A new mother shared how her premature baby survived birth, after he was born premature at 23 weeks and six days. The baby boy was so tiny that the neonatal care staff had to transport him to an incubator in a plastic sack the same size of pencil case.
A new mother shared how her premature baby survived after he was born premature at 23 weeks and six days. The baby boy was so tiny that the neonatal care staff had to transport him to an incubator in a plastic sack the size of a pencil case.
Christina Hahn, from Chincoteague Island, Virginia, USA, gave birth to her son Markcus Cropper Jr., who weighed a mere 1lb 10.1oz. He measured just 7.8” long.
How their premature baby survived
Baby Markcus is now five months old with a weight of 12lbs at the time of this writing.
Hahn shared photos of how her premature baby survived.
“It was so so scary giving birth and then asking ‘Is he dead?’ He was just so so small,” she said.
“At lots of points we both thought that we would lose him and he pulled through — it was a miracle.”
A two hour drive
The average length of pregnancy, according to the National Institutes of Health (NIH), is 38 weeks. The 27-year-old mother’s water unexpectedly broke at just 23 weeks. She was immediately rushed to a hospital in Chincoteague.
However, the hospital told the Hahn that they could not admit her until she was 24 weeks along. She had to go to a special neonatal facility in Norfolk, the Children’s Hospital of The King’s Daughter, which was a two-hour drive away.
Neonatal teams warned Hahn and the baby’s father, 20-year-old Markcus Sr., that it’s likely that their baby might not survive.
“The first thing I said was ‘Is he alive?‘ because it was so scary,” Hahn said when she recalled the moment she gave birth.
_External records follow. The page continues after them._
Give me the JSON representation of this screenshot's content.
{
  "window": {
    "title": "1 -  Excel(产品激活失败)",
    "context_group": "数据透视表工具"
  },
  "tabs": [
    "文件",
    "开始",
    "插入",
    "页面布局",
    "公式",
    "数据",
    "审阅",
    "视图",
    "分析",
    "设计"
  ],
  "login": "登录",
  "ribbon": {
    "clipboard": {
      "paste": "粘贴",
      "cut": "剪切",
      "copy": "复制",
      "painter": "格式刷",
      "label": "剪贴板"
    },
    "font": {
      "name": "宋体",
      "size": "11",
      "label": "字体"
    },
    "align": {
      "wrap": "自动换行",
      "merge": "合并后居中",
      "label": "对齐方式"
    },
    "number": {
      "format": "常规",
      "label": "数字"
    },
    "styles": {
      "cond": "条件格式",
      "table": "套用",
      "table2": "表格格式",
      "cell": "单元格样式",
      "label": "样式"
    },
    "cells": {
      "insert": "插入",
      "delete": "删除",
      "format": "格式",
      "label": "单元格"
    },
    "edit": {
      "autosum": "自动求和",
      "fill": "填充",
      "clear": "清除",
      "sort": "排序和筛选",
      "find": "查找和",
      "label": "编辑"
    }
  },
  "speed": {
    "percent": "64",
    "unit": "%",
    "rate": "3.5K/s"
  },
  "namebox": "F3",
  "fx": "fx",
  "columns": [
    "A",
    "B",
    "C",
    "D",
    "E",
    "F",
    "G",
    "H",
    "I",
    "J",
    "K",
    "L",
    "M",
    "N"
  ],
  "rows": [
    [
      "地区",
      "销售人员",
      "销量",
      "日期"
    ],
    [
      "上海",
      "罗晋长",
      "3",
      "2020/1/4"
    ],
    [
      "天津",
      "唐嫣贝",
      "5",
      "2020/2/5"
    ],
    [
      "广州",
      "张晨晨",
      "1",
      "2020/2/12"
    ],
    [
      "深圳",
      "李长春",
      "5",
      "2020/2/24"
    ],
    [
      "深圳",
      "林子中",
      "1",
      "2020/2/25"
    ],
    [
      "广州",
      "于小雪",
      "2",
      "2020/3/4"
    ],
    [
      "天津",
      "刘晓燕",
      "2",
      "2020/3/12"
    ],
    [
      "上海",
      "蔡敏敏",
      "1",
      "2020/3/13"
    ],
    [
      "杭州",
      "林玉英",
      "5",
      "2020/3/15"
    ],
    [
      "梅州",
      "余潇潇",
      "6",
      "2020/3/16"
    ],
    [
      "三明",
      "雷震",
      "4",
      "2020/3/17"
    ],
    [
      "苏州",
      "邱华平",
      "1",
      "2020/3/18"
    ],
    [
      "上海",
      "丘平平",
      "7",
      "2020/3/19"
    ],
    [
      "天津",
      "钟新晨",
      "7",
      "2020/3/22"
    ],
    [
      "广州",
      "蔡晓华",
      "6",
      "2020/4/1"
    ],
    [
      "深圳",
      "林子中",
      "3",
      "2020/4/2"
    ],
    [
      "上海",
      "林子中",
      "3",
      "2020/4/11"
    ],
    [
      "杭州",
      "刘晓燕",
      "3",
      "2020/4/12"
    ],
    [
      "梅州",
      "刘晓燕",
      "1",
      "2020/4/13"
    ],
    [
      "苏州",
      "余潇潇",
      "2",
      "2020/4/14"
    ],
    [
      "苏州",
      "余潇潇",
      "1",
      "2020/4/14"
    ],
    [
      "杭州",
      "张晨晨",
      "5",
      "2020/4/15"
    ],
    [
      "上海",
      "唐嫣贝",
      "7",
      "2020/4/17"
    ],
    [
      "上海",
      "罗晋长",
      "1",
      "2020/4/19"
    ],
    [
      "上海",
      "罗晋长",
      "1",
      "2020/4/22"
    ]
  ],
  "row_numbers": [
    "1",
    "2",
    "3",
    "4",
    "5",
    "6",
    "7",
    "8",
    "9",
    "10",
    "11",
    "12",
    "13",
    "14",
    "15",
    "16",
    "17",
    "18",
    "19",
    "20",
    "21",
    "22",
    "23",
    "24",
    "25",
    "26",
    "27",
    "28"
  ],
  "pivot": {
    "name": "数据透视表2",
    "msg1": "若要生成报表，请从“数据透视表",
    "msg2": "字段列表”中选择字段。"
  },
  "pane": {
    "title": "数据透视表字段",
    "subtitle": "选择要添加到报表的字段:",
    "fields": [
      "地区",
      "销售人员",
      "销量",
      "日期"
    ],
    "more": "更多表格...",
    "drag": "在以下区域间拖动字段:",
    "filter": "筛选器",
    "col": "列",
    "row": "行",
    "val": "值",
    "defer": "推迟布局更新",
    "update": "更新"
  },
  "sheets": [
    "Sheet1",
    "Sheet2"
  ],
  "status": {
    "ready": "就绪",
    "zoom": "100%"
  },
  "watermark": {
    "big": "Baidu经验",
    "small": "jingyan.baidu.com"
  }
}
“It was weird seeing him in the bag — but it kept him from getting hypothermia. That was only a short time until he was put in an incubator cot.”
Neonatal care unit
Baby Markcus was born on July 23, 2017, and was supposedly due for a November 13 birthdate. Medical staff kept the baby in the hospital’s neonatal care unit for 81 days, while his parents visited him for 12 hours daily.
Doctors had to require a series of steroid shots for Marckus Jr. to help his underdeveloped lungs to work properly.
Almost seven months later, proud mother Hahn shared a series of photos showing how her baby survived the ordeal.
“We are so lucky, a lot of other parents have the heartbreak of going through a lot of other operations with heart defects and things,” Hahn said.
”Markcus is adorable, I am so proud of him — he’s my little fighter.“
Premature baby survival rate
The NIH data revealed that the survival rate for premature babies has increased to 65% over recent years.
Hahn recalled what the neonatal team told her two days before she gave birth. They said that “due to the age of gestation it was only 50 percent survival rates outside the womb for Markcus.”
Marckus Jr. is healthy now, apart from a potential hearing issue in his right ear.